In Priebus, Trump first tried the kind of low-key, steady hand that what’s left of the GOP establishment thought he needed as a novice politician. Surely the longest-serving national chairman in the Republican Party’s history, who had held the Republican Party together through fractious years and helped it reclaim the presidency, could be a calming, rational manager in the White House.
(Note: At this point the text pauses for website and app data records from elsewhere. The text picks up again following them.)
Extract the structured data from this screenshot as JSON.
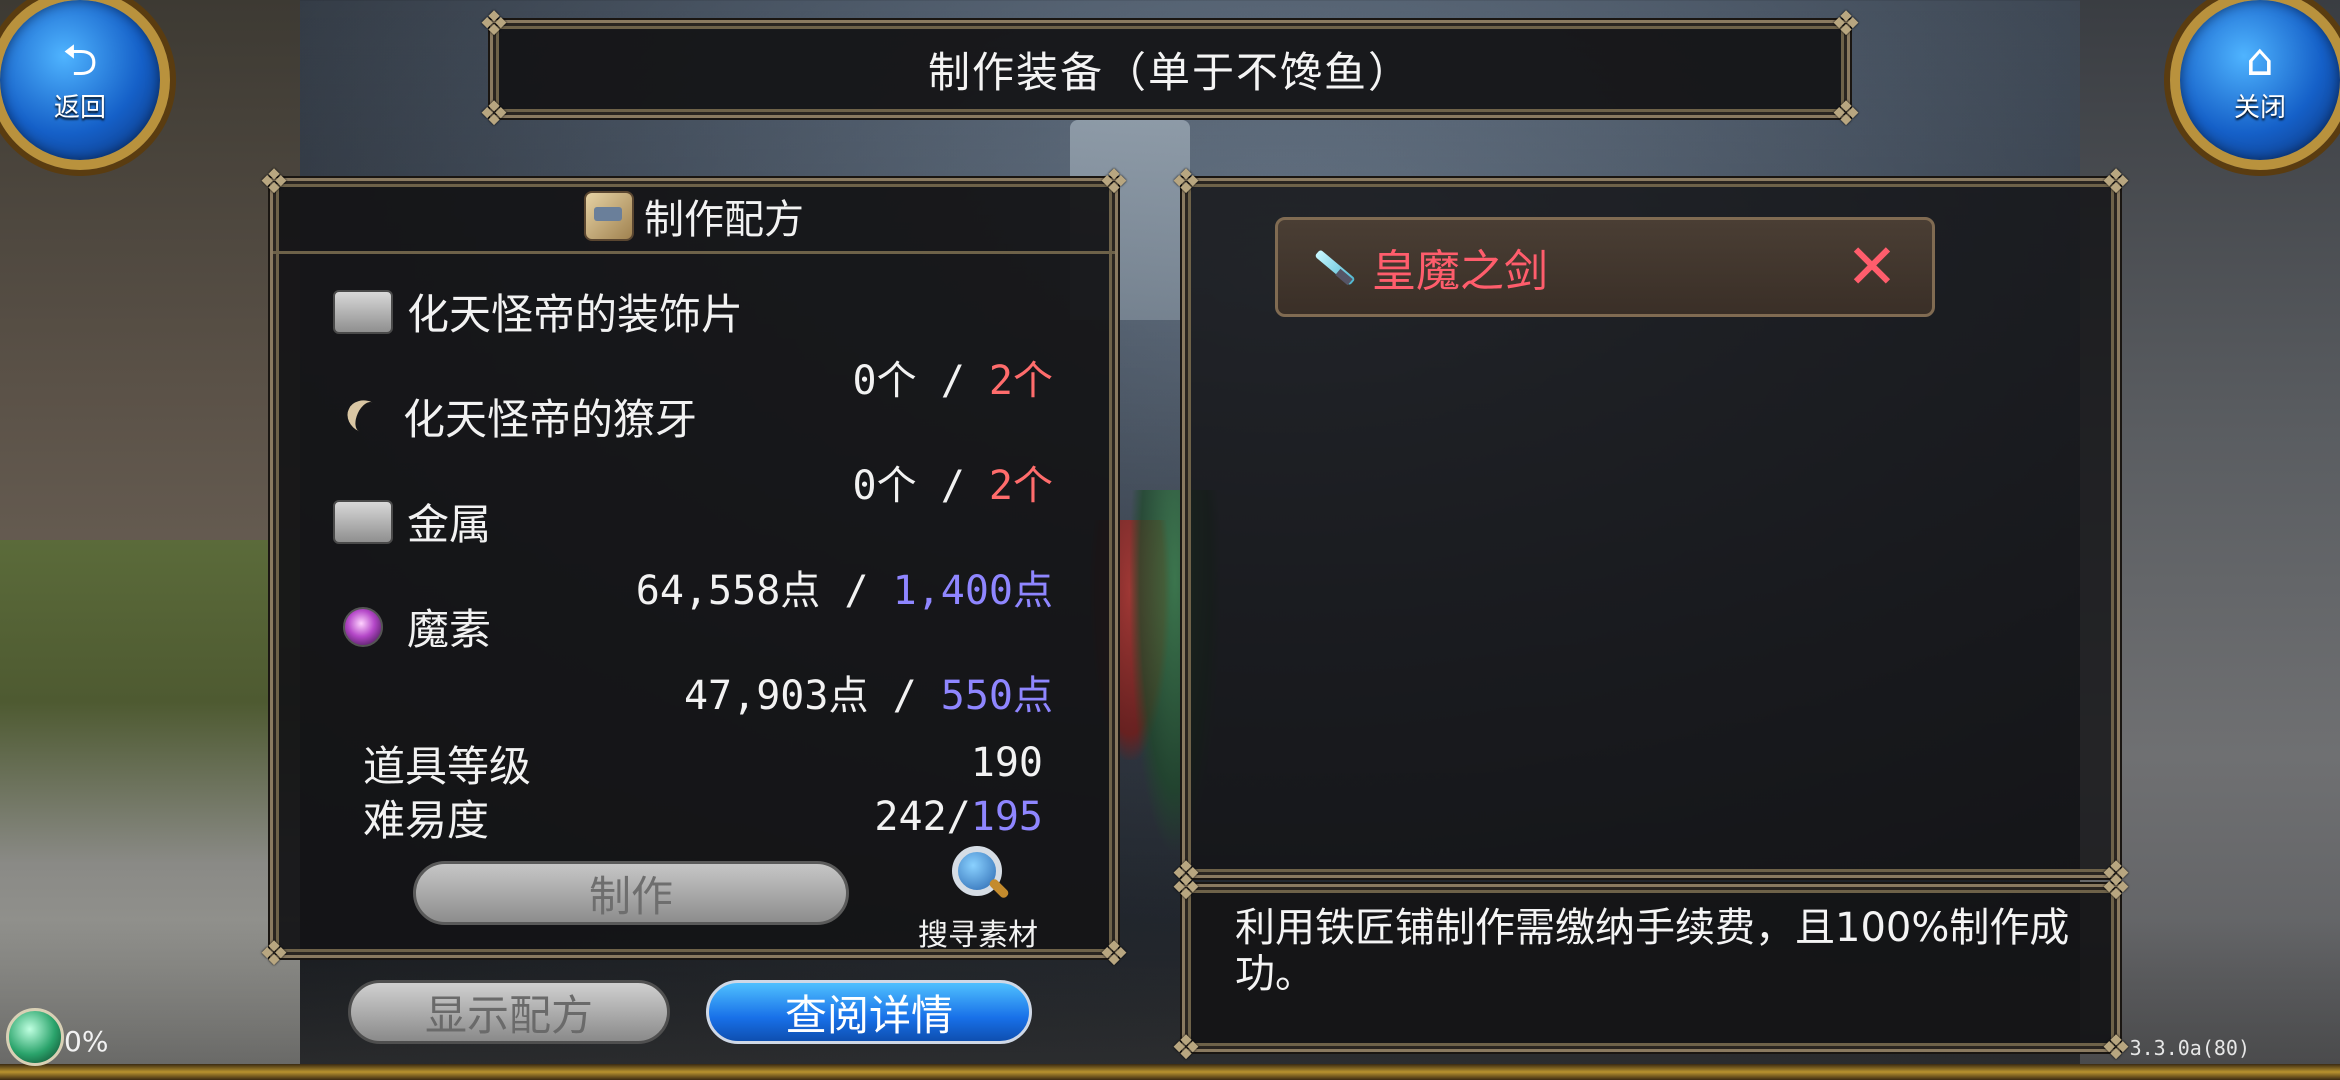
{
  "title": "制作装备（单于不馋鱼）",
  "nav": {
    "back_label": "返回",
    "close_label": "关闭"
  },
  "recipe": {
    "header": "制作配方",
    "materials": [
      {
        "name": "化天怪帝的装饰片",
        "have": "0个",
        "sep": "/",
        "need": "2个",
        "icon": "plate-icon",
        "need_color": "#ff6c6c"
      },
      {
        "name": "化天怪帝的獠牙",
        "have": "0个",
        "sep": "/",
        "need": "2个",
        "icon": "fang-icon",
        "need_color": "#ff6c6c"
      },
      {
        "name": "金属",
        "have": "64,558点",
        "sep": "/",
        "need": "1,400点",
        "icon": "metal-plate-icon",
        "need_color": "#8f86ff"
      },
      {
        "name": "魔素",
        "have": "47,903点",
        "sep": "/",
        "need": "550点",
        "icon": "mana-orb-icon",
        "need_color": "#8f86ff"
      }
    ],
    "item_level_label": "道具等级",
    "item_level_value": "190",
    "difficulty_label": "难易度",
    "difficulty_current": "242/",
    "difficulty_target": "195",
    "craft_button": "制作",
    "search_label": "搜寻素材"
  },
  "buttons": {
    "show_recipe": "显示配方",
    "view_details": "查阅详情"
  },
  "preview": {
    "item_name": "皇魔之剑",
    "remove_icon": "✕"
  },
  "info": {
    "text": "利用铁匠铺制作需缴纳手续费，且100%制作成功。"
  },
  "status": {
    "progress": "0%",
    "version": "3.3.0a(80)"
  }
}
But from the beginning, the fit was awkward. During the 2016 campaign, Priebus had repeatedly beseeched Trump to modulate his message and play well with the other candidates in the crowded Republican field. Trump, who has always been his own chief strategist, communications guru and political director – and who was winning by running his way — saw that as a sign of weakness, and responded accordingly.